◆ DATASET EXCERPTS:
# # # #
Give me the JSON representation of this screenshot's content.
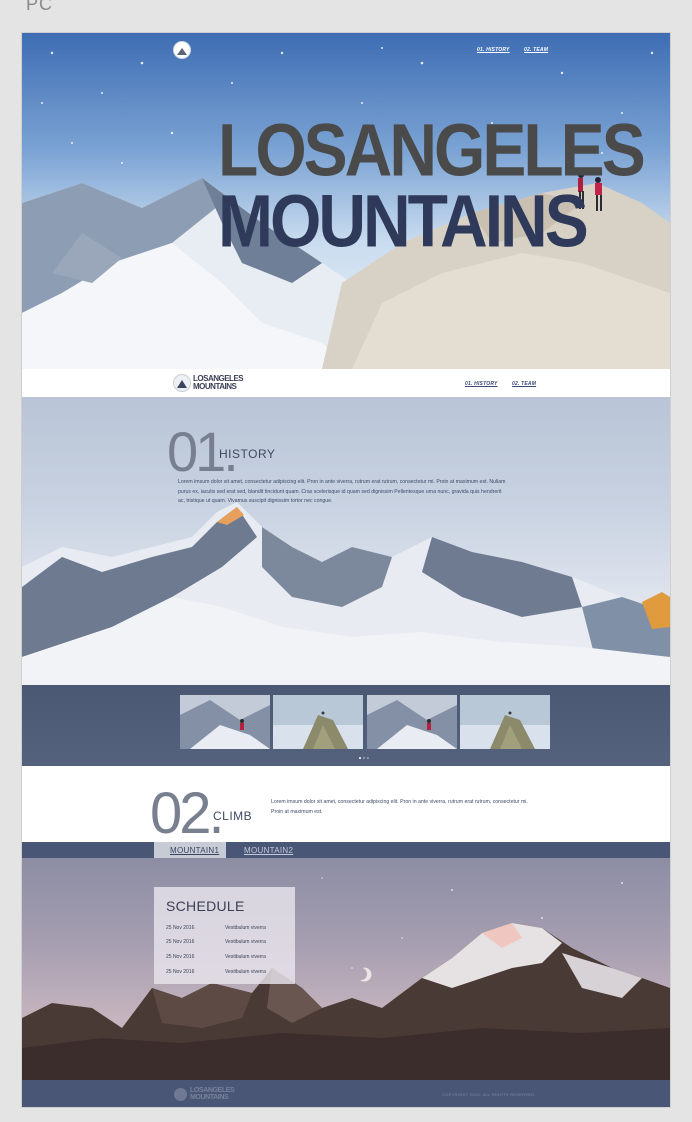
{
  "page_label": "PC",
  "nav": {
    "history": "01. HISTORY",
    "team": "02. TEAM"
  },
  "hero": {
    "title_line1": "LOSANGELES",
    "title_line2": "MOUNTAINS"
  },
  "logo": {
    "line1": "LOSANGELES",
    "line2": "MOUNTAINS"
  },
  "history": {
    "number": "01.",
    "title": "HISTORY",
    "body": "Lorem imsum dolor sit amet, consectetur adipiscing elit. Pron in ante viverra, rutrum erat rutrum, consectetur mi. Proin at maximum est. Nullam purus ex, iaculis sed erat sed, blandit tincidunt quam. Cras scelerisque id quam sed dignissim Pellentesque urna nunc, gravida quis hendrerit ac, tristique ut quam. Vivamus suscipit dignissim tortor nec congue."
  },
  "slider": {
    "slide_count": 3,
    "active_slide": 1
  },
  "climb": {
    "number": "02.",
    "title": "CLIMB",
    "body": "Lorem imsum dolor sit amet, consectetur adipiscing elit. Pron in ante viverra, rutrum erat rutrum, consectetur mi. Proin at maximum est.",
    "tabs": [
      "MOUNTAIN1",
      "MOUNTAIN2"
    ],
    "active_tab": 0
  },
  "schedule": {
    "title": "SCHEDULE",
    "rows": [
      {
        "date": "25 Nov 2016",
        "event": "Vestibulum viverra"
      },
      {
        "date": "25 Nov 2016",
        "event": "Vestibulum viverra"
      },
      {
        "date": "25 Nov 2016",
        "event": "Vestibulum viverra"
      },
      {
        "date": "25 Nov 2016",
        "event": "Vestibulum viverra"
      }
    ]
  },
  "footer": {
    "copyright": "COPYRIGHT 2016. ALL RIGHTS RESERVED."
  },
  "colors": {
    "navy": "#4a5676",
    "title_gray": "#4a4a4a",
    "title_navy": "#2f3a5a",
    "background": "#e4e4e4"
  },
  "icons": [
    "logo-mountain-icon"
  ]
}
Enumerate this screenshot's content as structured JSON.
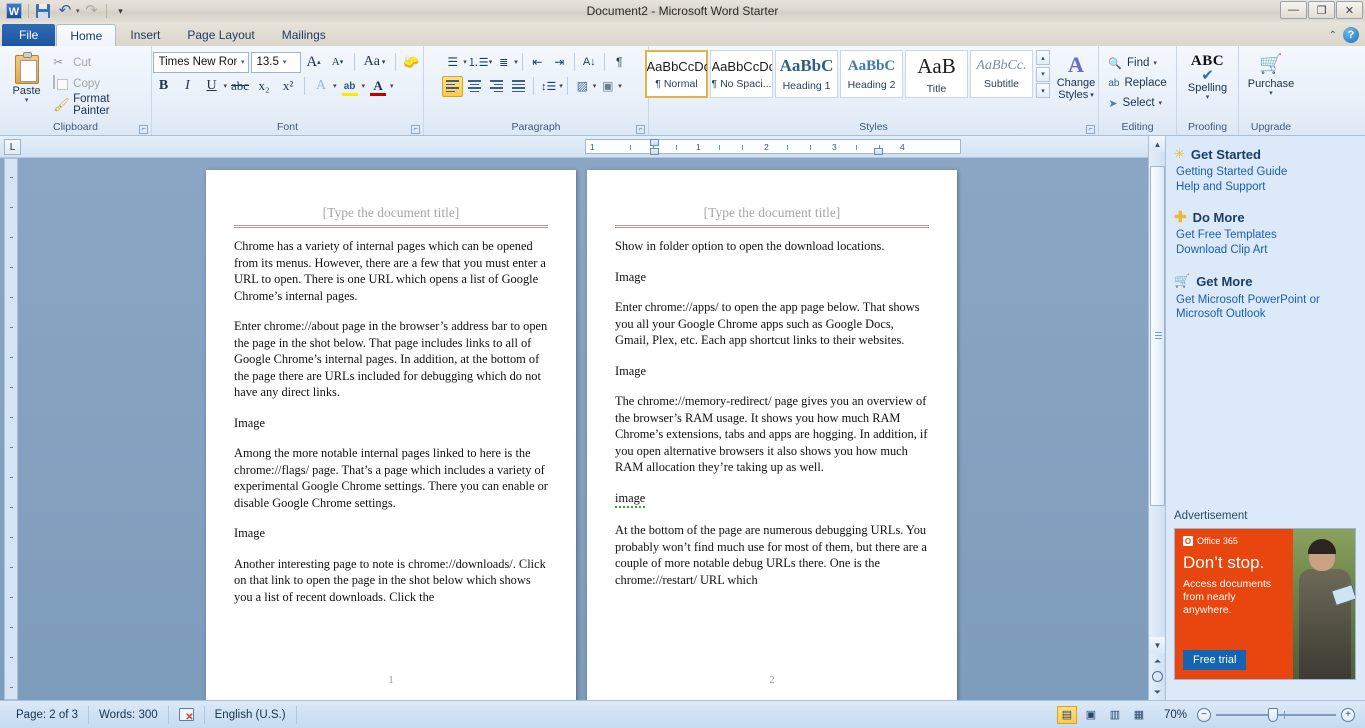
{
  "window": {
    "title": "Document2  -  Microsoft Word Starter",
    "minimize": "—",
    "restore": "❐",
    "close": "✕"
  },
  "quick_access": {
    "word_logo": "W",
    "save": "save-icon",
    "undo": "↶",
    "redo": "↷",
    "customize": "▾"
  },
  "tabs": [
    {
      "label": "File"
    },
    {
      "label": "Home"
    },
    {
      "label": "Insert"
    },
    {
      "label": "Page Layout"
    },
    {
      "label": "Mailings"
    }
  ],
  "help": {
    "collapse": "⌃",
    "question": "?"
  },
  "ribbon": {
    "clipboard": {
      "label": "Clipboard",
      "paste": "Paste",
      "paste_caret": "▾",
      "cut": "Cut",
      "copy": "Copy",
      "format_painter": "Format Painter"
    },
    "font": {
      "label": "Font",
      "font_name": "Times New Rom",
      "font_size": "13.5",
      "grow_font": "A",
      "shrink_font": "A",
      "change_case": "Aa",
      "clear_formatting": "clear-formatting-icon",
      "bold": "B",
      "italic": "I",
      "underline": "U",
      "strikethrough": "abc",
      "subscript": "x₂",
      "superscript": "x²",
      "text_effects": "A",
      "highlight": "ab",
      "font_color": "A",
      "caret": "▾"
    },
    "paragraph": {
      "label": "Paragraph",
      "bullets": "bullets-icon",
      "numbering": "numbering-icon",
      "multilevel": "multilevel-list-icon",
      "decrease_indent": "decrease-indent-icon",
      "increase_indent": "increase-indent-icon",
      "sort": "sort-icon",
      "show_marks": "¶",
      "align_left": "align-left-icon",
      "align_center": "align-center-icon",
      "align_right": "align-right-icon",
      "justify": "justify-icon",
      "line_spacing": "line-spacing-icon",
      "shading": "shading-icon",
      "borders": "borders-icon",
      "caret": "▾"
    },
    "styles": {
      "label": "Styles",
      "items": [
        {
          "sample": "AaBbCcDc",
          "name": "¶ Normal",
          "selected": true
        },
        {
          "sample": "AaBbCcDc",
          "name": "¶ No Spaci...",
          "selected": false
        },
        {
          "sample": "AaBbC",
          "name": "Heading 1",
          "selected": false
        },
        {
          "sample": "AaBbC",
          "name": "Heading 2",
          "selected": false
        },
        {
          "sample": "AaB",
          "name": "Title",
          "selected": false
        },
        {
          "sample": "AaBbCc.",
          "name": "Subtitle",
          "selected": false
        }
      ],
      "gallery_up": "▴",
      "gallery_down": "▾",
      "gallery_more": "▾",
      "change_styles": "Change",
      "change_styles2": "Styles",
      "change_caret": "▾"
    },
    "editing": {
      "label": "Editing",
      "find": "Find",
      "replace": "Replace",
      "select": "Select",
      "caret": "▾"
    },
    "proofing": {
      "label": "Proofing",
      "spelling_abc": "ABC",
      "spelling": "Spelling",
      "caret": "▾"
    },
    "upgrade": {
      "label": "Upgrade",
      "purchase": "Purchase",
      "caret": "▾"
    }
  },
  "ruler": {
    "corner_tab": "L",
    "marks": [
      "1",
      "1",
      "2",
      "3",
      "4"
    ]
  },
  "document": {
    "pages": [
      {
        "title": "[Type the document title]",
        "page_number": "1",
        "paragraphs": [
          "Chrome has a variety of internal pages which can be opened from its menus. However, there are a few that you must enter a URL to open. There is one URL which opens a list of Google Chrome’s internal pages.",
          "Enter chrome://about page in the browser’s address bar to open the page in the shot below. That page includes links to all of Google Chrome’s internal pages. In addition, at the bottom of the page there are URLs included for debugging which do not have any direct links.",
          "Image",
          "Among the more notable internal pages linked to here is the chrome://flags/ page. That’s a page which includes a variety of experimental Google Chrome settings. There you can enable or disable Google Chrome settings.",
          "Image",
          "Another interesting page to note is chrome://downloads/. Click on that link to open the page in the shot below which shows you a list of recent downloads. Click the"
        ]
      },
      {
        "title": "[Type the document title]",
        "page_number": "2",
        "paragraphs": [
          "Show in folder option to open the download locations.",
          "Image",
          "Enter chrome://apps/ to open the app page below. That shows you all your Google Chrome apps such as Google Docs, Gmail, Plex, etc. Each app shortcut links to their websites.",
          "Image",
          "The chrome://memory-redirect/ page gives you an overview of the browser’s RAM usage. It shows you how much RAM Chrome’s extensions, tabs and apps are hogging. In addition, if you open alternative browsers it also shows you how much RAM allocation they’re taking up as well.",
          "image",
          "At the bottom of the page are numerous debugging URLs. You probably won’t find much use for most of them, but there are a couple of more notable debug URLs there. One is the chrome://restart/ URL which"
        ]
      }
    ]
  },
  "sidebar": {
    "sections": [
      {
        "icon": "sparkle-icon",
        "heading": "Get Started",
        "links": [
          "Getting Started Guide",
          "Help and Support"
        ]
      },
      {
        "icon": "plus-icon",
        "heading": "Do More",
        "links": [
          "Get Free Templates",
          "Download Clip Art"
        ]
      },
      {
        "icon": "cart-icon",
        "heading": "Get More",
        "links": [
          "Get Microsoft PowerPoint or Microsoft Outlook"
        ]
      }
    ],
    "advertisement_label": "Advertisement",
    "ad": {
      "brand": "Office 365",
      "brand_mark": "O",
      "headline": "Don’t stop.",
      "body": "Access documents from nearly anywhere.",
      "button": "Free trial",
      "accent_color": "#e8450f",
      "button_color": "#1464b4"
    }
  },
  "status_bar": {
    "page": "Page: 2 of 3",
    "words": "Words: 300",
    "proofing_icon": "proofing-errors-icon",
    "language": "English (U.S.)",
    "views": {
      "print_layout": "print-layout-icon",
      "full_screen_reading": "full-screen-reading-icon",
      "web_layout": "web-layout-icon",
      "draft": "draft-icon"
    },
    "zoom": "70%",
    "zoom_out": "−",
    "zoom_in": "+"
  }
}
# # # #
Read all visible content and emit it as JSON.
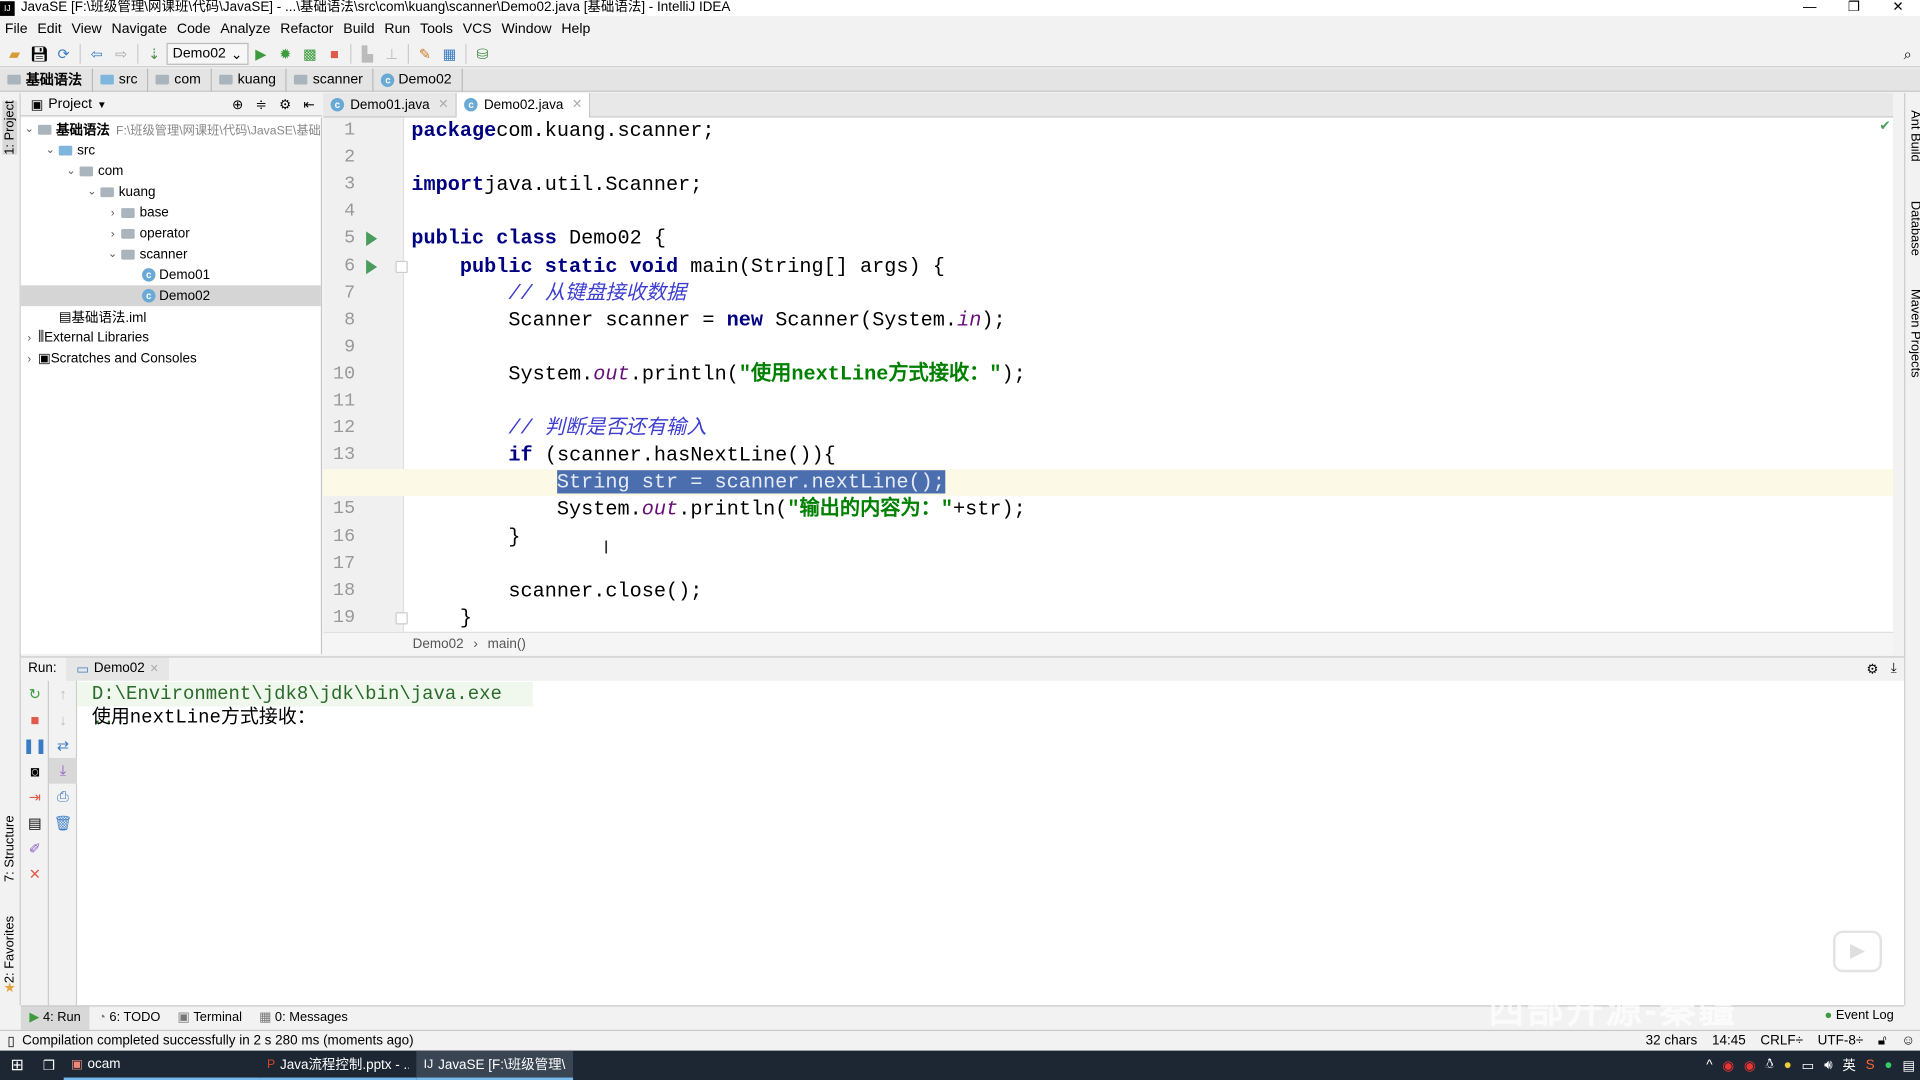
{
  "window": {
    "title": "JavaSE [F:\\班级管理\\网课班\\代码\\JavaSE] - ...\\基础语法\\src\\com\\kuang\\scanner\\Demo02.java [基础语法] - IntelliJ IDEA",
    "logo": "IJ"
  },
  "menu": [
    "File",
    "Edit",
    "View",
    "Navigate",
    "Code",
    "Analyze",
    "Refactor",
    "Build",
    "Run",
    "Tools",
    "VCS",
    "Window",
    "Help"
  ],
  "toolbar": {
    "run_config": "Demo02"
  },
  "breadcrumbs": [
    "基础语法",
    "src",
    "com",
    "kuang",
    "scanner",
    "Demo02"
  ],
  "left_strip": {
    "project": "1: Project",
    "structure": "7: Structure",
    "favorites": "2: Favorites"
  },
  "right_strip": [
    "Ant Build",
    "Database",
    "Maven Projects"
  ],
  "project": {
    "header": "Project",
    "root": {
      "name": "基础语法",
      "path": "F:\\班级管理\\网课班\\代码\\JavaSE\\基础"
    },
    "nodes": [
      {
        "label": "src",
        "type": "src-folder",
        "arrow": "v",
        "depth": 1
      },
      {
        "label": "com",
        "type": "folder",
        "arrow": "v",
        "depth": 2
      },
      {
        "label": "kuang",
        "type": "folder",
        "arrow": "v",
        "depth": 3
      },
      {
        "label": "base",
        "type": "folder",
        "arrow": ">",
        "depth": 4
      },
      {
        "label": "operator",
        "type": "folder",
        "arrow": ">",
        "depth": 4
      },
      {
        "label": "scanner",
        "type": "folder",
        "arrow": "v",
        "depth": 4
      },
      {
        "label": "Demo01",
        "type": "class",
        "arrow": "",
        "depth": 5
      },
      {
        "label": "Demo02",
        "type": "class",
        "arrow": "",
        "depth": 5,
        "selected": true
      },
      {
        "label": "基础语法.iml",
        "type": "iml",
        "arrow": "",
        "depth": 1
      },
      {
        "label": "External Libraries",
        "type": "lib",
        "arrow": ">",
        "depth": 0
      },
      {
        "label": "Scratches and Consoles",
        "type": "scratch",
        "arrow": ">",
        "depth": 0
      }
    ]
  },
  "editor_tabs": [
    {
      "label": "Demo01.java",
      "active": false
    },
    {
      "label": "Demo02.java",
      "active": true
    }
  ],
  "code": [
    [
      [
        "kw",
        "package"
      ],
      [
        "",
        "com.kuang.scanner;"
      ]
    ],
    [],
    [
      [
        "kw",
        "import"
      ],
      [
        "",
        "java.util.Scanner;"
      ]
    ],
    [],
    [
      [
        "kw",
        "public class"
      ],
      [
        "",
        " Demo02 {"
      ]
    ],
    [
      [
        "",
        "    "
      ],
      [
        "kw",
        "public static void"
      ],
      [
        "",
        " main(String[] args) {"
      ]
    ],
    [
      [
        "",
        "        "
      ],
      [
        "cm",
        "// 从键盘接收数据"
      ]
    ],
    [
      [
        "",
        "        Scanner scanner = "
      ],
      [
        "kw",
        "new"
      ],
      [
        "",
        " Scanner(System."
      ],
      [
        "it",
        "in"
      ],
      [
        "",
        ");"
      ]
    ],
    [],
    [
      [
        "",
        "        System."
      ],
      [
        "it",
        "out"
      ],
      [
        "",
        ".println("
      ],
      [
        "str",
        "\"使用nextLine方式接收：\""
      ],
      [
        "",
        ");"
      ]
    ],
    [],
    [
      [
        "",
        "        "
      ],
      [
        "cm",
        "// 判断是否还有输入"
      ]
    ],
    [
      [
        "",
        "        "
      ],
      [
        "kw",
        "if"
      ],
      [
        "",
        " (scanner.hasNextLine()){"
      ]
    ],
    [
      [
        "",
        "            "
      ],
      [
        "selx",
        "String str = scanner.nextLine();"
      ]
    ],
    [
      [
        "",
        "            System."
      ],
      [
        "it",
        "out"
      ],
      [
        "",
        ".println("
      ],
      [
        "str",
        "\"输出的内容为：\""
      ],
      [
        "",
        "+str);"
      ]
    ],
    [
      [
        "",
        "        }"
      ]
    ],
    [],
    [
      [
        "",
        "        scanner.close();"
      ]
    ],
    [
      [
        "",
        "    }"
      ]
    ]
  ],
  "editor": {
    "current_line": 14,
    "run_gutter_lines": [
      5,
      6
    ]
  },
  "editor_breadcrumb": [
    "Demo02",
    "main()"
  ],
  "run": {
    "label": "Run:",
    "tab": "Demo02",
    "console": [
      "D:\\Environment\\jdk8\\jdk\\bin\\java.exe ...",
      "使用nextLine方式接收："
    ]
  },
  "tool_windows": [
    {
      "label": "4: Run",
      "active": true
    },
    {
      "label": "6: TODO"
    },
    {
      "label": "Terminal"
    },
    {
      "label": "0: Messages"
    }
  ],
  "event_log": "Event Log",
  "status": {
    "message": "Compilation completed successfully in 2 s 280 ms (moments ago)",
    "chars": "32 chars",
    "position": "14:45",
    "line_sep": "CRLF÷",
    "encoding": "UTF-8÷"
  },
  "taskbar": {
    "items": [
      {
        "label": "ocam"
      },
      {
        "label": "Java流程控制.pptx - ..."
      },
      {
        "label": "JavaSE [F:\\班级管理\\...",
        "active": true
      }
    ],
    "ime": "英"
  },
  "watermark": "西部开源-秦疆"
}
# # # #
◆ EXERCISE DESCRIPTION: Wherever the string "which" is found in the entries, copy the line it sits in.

◆ FINISHED TASK:
          "Chrome has a variety of internal pages which can be opened from its menus. However, there are a few that you must enter a URL to open. There is one URL which opens a list of Google Chrome’s internal pages.",
          "Enter chrome://about page in the browser’s address bar to open the page in the shot below. That page includes links to all of Google Chrome’s internal pages. In addition, at the bottom of the page there are URLs included for debugging which do not have any direct links.",
          "Among the more notable internal pages linked to here is the chrome://flags/ page. That’s a page which includes a variety of experimental Google Chrome settings. There you can enable or disable Google Chrome settings.",
          "Another interesting page to note is chrome://downloads/. Click on that link to open the page in the shot below which shows you a list of recent downloads. Click the"
          "At the bottom of the page are numerous debugging URLs. You probably won’t find much use for most of them, but there are a couple of more notable debug URLs there. One is the chrome://restart/ URL which"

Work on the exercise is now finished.